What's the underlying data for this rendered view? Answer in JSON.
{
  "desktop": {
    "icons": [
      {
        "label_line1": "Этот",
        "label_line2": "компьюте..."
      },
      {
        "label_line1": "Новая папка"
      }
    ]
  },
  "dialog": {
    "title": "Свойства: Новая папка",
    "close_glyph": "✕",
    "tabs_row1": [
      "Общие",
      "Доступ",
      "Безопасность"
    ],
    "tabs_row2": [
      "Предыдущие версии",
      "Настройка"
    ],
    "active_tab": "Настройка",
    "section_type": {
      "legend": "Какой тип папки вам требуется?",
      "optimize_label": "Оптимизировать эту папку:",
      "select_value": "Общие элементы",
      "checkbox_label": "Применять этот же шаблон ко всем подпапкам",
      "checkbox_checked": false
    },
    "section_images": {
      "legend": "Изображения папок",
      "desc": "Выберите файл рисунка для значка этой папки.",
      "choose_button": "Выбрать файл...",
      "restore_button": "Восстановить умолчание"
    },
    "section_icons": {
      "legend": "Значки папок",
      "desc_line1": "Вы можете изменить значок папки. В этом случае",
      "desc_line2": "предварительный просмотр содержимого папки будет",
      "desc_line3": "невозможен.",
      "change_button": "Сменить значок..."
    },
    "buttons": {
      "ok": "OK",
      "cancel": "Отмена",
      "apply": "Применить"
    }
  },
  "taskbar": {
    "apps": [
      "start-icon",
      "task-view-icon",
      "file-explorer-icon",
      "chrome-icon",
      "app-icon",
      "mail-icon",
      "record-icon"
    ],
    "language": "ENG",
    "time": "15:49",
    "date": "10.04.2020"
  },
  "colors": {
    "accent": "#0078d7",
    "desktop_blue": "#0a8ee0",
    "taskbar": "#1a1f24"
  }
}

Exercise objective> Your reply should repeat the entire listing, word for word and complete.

Solution>
What's the underlying data for this rendered view? Answer in JSON.
{
  "desktop": {
    "icons": [
      {
        "label_line1": "Этот",
        "label_line2": "компьюте..."
      },
      {
        "label_line1": "Новая папка"
      }
    ]
  },
  "dialog": {
    "title": "Свойства: Новая папка",
    "close_glyph": "✕",
    "tabs_row1": [
      "Общие",
      "Доступ",
      "Безопасность"
    ],
    "tabs_row2": [
      "Предыдущие версии",
      "Настройка"
    ],
    "active_tab": "Настройка",
    "section_type": {
      "legend": "Какой тип папки вам требуется?",
      "optimize_label": "Оптимизировать эту папку:",
      "select_value": "Общие элементы",
      "checkbox_label": "Применять этот же шаблон ко всем подпапкам",
      "checkbox_checked": false
    },
    "section_images": {
      "legend": "Изображения папок",
      "desc": "Выберите файл рисунка для значка этой папки.",
      "choose_button": "Выбрать файл...",
      "restore_button": "Восстановить умолчание"
    },
    "section_icons": {
      "legend": "Значки папок",
      "desc_line1": "Вы можете изменить значок папки. В этом случае",
      "desc_line2": "предварительный просмотр содержимого папки будет",
      "desc_line3": "невозможен.",
      "change_button": "Сменить значок..."
    },
    "buttons": {
      "ok": "OK",
      "cancel": "Отмена",
      "apply": "Применить"
    }
  },
  "taskbar": {
    "apps": [
      "start-icon",
      "task-view-icon",
      "file-explorer-icon",
      "chrome-icon",
      "app-icon",
      "mail-icon",
      "record-icon"
    ],
    "language": "ENG",
    "time": "15:49",
    "date": "10.04.2020"
  },
  "colors": {
    "accent": "#0078d7",
    "desktop_blue": "#0a8ee0",
    "taskbar": "#1a1f24"
  }
}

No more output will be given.